Eduard’s Bf 109E-7 Trop looks pretty stunning in the box.
And then you start building it.
In the first build report, I covered off on the E-7’s cockpit. This time around, it’s on to the main assembly!
A Word About Eduard Kits
I like Eduard. A lot. I’m a big fan of their masks and photo etch sets. Their instructions are some of the best in the industry, and their decal sheets are top-notch (well, the ones that ship with the Profi-pack kits, at least). I also really like how they package their kits in tiers (though I prefer the Profi-packs with their more extensive marking options to the Weekend Edition kits).
But, I have to be honest, I’m not a big fan of how their kits fit together.
Let me be clear about this. Their kits do fit together. Apart from a few problem areas that I’ll get into, I had very little problem with misalignment or gaps.
It’s all in the how. Most kits have pretty positive location indicators. Locating pins or keyed tabs or whatnot to help guide pieces where they need to go. The older Eduard Yak-3 I built a few months ago didn’t use any locating pins, but it was such a simple build that it wasn’t a big deal. With the 109, Eduard shows that they’ve since adopted locating pins, but these are so few and so small that they’re pretty much useless. The best kits can use these positive location indicators to kind of hold themselves together to a degree, which is really useful for test-fitting or for attaching smaller pieces.
The E-7’s fit is much less positive. What would be a full-on pin on another kit is a little nubbin here. This made a few areas (such as the stabilizer supports or the underwing pitot tube) far more difficult to deal with than they should have been.
The Big Parts
The fuselage and wing assemblies build up pretty easily, so I won’t waste too many words on them. If you’ve ever glued fuselage halves together this is all old hat. The seams are a bit rough, and will need some fill and sand work, but there aren’t any major gaps. The only really noticeable problem area would probably have to be the lower scoop, where the two halves just look sloppy.
The wing is a slightly different story. The fit at the wing roots is actually quite good, but there’s a slight step in the leading edge, and the fit aft with the lower fuselage is just awful. Another headache with the wings – you’re forced to install the 20mm cannons ahead of time, so there’s no way to paint them separately and install them toward the end.
Given the design and way the cannon barrels protrude, there’s no reason they couldn’t have been engineered differently.
The stabilizers actually fit really well…but their supports are some of those pieces that have vague fit, so getting them situated is kind of touch-and-go.

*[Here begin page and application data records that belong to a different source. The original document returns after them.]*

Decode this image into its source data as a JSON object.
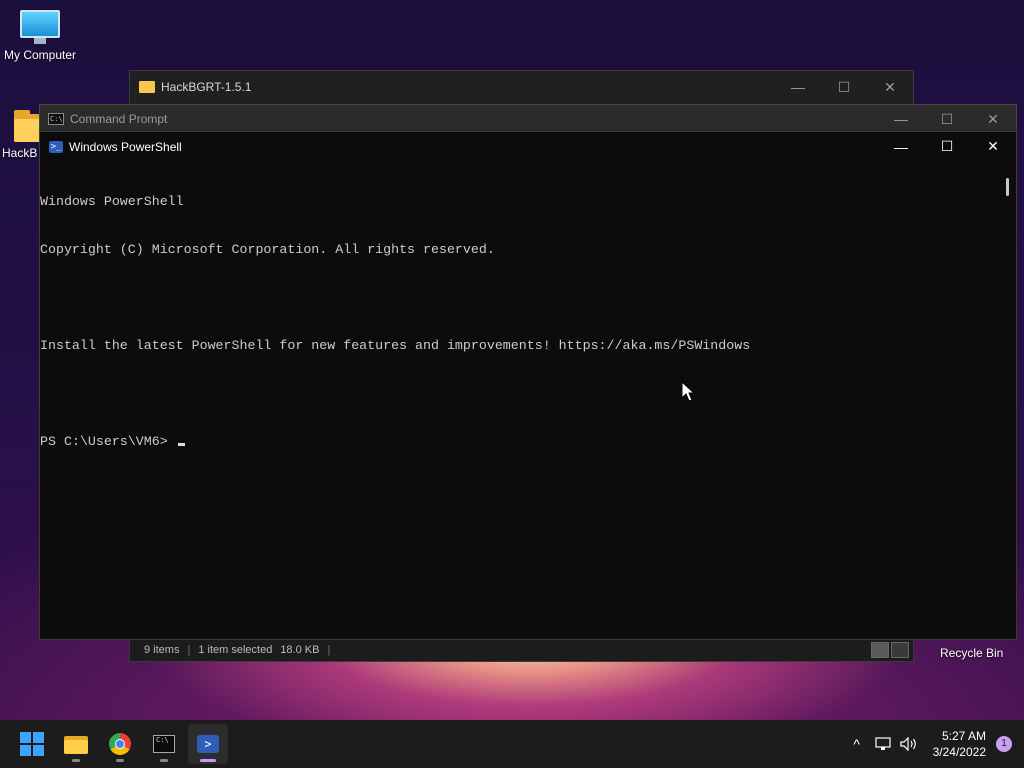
{
  "desktop": {
    "icons": [
      {
        "label": "My Computer"
      },
      {
        "label": "HackB"
      }
    ],
    "recycle_bin_label": "Recycle Bin"
  },
  "explorer": {
    "title": "HackBGRT-1.5.1",
    "status": {
      "items": "9 items",
      "selected": "1 item selected",
      "size": "18.0 KB"
    }
  },
  "cmd": {
    "title": "Command Prompt"
  },
  "powershell": {
    "title": "Windows PowerShell",
    "lines": [
      "Windows PowerShell",
      "Copyright (C) Microsoft Corporation. All rights reserved.",
      "",
      "Install the latest PowerShell for new features and improvements! https://aka.ms/PSWindows",
      ""
    ],
    "prompt": "PS C:\\Users\\VM6> "
  },
  "window_buttons": {
    "minimize": "—",
    "maximize": "☐",
    "close": "✕"
  },
  "taskbar": {
    "items": [
      {
        "icon": "start-icon"
      },
      {
        "icon": "file-explorer-icon"
      },
      {
        "icon": "chrome-icon"
      },
      {
        "icon": "command-prompt-icon"
      },
      {
        "icon": "powershell-icon",
        "active": true
      }
    ],
    "tray": {
      "chevron": "^",
      "time": "5:27 AM",
      "date": "3/24/2022",
      "notification_count": "1"
    }
  },
  "colors": {
    "ps_background": "#0c0c0c",
    "ps_text": "#cccccc",
    "accent": "#c79bff"
  }
}
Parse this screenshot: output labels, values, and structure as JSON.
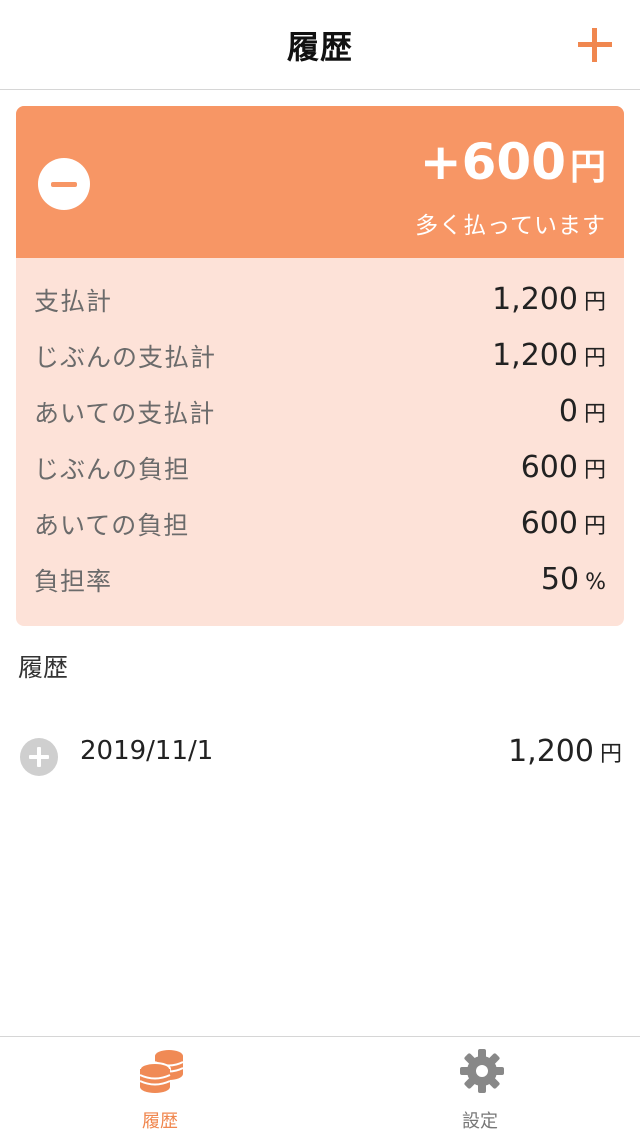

Every kit has its trouble spot. With this build, it was the cowl. Eduard designed the E-7 so you could build it with or without the cowl in place. I didn’t want to fuss with building up and detailing the DB601 engine, so I opted for a closed cowl.
This was a mistake.
The cowl fit is terrible. And worse still – the spinner and cowl were out of alignment.
I fought this for a few days, then decided I wanted to go back and build up the engine after all. This necessitated ripping out the propeller shaft plate that got installed when the fuselage was closed up. Only it wouldn’t come out. Despite my best attempts and a broken #11 blade, I couldn’t get it out. But I did almost break the fuselage, so I decided to leave it alone.
On a whim, I tried test-fitting everything again, and lo and behold, the prop lined up perfectly!
I also had to paint and install the exhausts at this time, and dealt with the cowl fit issues by gluing some thick styrene strip inside the fuselage to keep the cowl properly aligned.
A few more detail parts, and the buildup is more or less complete!
Enter the Dragon
Right around the time I started breaking into this kit, I learned about Dragon/Cyber-Hobby’s new Battle of Britain-era 1/32 109E-4. The test shots looked phenomenal, and I managed to pick one up the other day. All I can say is…wow. This Eduard kit is pretty solid, but the Cyber-Hobby E-4 takes it to lunch and buys it a cheeseburger.
I’m actually planning to steal the E-4’s drop tank to use on the E-7, since 1) the E-4 didn’t carry a drop tank, which was a major catalyst for the E-7, and 2) the Dragon tank is probably the single best-looking drop tank I’ve ever encountered in any scale.
For now, though, it’s off to fill-and-sand purgatory for awhile.
Next up, painting the 109…which should be a treat, since I’ll be busting out Gunze-Sangyo Mr. Color paints.